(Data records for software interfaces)
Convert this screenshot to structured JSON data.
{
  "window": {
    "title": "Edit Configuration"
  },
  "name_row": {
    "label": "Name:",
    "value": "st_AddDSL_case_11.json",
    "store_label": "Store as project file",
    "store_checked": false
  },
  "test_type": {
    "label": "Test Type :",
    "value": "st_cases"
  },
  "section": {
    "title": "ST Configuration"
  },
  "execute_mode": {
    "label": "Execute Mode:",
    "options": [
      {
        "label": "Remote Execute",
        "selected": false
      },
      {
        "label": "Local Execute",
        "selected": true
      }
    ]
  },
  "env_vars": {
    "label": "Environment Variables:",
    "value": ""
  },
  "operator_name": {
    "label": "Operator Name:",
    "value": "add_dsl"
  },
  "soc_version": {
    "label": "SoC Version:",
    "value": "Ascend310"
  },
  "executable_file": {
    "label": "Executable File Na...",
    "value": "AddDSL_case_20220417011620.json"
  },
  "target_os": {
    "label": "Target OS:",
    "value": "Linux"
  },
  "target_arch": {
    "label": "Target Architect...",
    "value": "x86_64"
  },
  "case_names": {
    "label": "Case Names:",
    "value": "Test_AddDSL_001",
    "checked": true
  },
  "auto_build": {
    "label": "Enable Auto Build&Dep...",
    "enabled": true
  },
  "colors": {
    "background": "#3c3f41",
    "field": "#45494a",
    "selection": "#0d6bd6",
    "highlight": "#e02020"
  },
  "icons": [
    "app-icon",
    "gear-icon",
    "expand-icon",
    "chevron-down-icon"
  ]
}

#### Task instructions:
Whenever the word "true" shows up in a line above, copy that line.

#### Task response:
        "selected": true
    "checked": true
    "enabled": true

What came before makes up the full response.